Return the records that follow, matching each one exactly.

DATA FOR THE TASK:
----
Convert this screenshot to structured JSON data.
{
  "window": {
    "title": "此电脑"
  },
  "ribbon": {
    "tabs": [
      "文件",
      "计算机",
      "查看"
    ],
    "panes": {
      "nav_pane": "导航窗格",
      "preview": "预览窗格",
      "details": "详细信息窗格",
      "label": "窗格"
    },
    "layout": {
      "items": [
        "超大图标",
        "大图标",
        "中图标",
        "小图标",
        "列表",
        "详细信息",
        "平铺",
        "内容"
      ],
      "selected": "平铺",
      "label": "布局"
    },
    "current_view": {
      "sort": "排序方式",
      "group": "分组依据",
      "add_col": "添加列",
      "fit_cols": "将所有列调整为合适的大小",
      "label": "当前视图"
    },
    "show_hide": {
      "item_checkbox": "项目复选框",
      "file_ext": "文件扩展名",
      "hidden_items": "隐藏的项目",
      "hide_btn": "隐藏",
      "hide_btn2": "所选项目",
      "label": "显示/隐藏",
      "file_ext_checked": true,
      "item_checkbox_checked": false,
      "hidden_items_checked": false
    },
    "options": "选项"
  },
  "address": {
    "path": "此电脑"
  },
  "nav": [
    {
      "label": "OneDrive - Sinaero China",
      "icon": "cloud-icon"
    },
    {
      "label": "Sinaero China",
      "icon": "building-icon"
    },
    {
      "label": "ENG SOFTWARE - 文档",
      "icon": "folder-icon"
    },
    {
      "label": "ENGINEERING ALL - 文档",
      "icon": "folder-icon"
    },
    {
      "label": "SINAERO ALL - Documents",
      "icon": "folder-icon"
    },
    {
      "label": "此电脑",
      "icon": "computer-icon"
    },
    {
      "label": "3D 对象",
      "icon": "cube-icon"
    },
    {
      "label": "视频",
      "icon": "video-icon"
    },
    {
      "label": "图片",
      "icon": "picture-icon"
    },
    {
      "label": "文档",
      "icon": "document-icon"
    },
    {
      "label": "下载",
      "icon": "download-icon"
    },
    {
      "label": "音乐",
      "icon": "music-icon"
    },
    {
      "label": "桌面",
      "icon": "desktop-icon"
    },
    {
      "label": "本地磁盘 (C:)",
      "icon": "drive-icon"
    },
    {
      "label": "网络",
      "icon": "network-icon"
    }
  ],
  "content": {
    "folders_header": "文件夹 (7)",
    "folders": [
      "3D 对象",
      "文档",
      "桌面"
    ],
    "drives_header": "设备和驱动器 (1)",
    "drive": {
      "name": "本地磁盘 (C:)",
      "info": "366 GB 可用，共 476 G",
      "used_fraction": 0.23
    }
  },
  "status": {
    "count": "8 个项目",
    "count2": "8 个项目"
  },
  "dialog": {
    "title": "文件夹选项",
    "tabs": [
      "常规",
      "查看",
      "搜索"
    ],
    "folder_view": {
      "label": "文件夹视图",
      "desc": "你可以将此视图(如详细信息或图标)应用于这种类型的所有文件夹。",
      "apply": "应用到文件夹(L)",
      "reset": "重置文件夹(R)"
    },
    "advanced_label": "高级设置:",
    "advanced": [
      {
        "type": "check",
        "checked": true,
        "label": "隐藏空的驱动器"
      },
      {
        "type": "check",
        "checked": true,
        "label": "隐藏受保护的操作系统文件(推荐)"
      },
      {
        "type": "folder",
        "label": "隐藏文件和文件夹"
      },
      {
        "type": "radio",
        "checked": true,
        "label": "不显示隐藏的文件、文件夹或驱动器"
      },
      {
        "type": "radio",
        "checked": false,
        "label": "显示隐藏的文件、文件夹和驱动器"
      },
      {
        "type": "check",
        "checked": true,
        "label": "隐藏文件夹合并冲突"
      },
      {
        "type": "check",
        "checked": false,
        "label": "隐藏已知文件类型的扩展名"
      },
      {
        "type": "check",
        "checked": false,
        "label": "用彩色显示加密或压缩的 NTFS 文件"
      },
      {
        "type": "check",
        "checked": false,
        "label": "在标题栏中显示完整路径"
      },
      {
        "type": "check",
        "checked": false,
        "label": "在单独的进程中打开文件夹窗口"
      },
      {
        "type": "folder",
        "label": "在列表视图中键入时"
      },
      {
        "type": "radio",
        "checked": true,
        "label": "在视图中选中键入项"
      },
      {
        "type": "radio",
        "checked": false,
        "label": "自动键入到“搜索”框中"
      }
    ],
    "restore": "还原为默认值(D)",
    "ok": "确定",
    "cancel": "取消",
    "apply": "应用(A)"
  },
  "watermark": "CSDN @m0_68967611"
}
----
COMPLETED EXERCISE:
Convert this screenshot to structured JSON data.
{
  "window": {
    "title": "此电脑"
  },
  "ribbon": {
    "tabs": [
      "文件",
      "计算机",
      "查看"
    ],
    "panes": {
      "nav_pane": "导航窗格",
      "preview": "预览窗格",
      "details": "详细信息窗格",
      "label": "窗格"
    },
    "layout": {
      "items": [
        "超大图标",
        "大图标",
        "中图标",
        "小图标",
        "列表",
        "详细信息",
        "平铺",
        "内容"
      ],
      "selected": "平铺",
      "label": "布局"
    },
    "current_view": {
      "sort": "排序方式",
      "group": "分组依据",
      "add_col": "添加列",
      "fit_cols": "将所有列调整为合适的大小",
      "label": "当前视图"
    },
    "show_hide": {
      "item_checkbox": "项目复选框",
      "file_ext": "文件扩展名",
      "hidden_items": "隐藏的项目",
      "hide_btn": "隐藏",
      "hide_btn2": "所选项目",
      "label": "显示/隐藏",
      "file_ext_checked": true,
      "item_checkbox_checked": false,
      "hidden_items_checked": false
    },
    "options": "选项"
  },
  "address": {
    "path": "此电脑"
  },
  "nav": [
    {
      "label": "OneDrive - Sinaero China",
      "icon": "cloud-icon"
    },
    {
      "label": "Sinaero China",
      "icon": "building-icon"
    },
    {
      "label": "ENG SOFTWARE - 文档",
      "icon": "folder-icon"
    },
    {
      "label": "ENGINEERING ALL - 文档",
      "icon": "folder-icon"
    },
    {
      "label": "SINAERO ALL - Documents",
      "icon": "folder-icon"
    },
    {
      "label": "此电脑",
      "icon": "computer-icon"
    },
    {
      "label": "3D 对象",
      "icon": "cube-icon"
    },
    {
      "label": "视频",
      "icon": "video-icon"
    },
    {
      "label": "图片",
      "icon": "picture-icon"
    },
    {
      "label": "文档",
      "icon": "document-icon"
    },
    {
      "label": "下载",
      "icon": "download-icon"
    },
    {
      "label": "音乐",
      "icon": "music-icon"
    },
    {
      "label": "桌面",
      "icon": "desktop-icon"
    },
    {
      "label": "本地磁盘 (C:)",
      "icon": "drive-icon"
    },
    {
      "label": "网络",
      "icon": "network-icon"
    }
  ],
  "content": {
    "folders_header": "文件夹 (7)",
    "folders": [
      "3D 对象",
      "文档",
      "桌面"
    ],
    "drives_header": "设备和驱动器 (1)",
    "drive": {
      "name": "本地磁盘 (C:)",
      "info": "366 GB 可用，共 476 G",
      "used_fraction": 0.23
    }
  },
  "status": {
    "count": "8 个项目",
    "count2": "8 个项目"
  },
  "dialog": {
    "title": "文件夹选项",
    "tabs": [
      "常规",
      "查看",
      "搜索"
    ],
    "folder_view": {
      "label": "文件夹视图",
      "desc": "你可以将此视图(如详细信息或图标)应用于这种类型的所有文件夹。",
      "apply": "应用到文件夹(L)",
      "reset": "重置文件夹(R)"
    },
    "advanced_label": "高级设置:",
    "advanced": [
      {
        "type": "check",
        "checked": true,
        "label": "隐藏空的驱动器"
      },
      {
        "type": "check",
        "checked": true,
        "label": "隐藏受保护的操作系统文件(推荐)"
      },
      {
        "type": "folder",
        "label": "隐藏文件和文件夹"
      },
      {
        "type": "radio",
        "checked": true,
        "label": "不显示隐藏的文件、文件夹或驱动器"
      },
      {
        "type": "radio",
        "checked": false,
        "label": "显示隐藏的文件、文件夹和驱动器"
      },
      {
        "type": "check",
        "checked": true,
        "label": "隐藏文件夹合并冲突"
      },
      {
        "type": "check",
        "checked": false,
        "label": "隐藏已知文件类型的扩展名"
      },
      {
        "type": "check",
        "checked": false,
        "label": "用彩色显示加密或压缩的 NTFS 文件"
      },
      {
        "type": "check",
        "checked": false,
        "label": "在标题栏中显示完整路径"
      },
      {
        "type": "check",
        "checked": false,
        "label": "在单独的进程中打开文件夹窗口"
      },
      {
        "type": "folder",
        "label": "在列表视图中键入时"
      },
      {
        "type": "radio",
        "checked": true,
        "label": "在视图中选中键入项"
      },
      {
        "type": "radio",
        "checked": false,
        "label": "自动键入到“搜索”框中"
      }
    ],
    "restore": "还原为默认值(D)",
    "ok": "确定",
    "cancel": "取消",
    "apply": "应用(A)"
  },
  "watermark": "CSDN @m0_68967611"
}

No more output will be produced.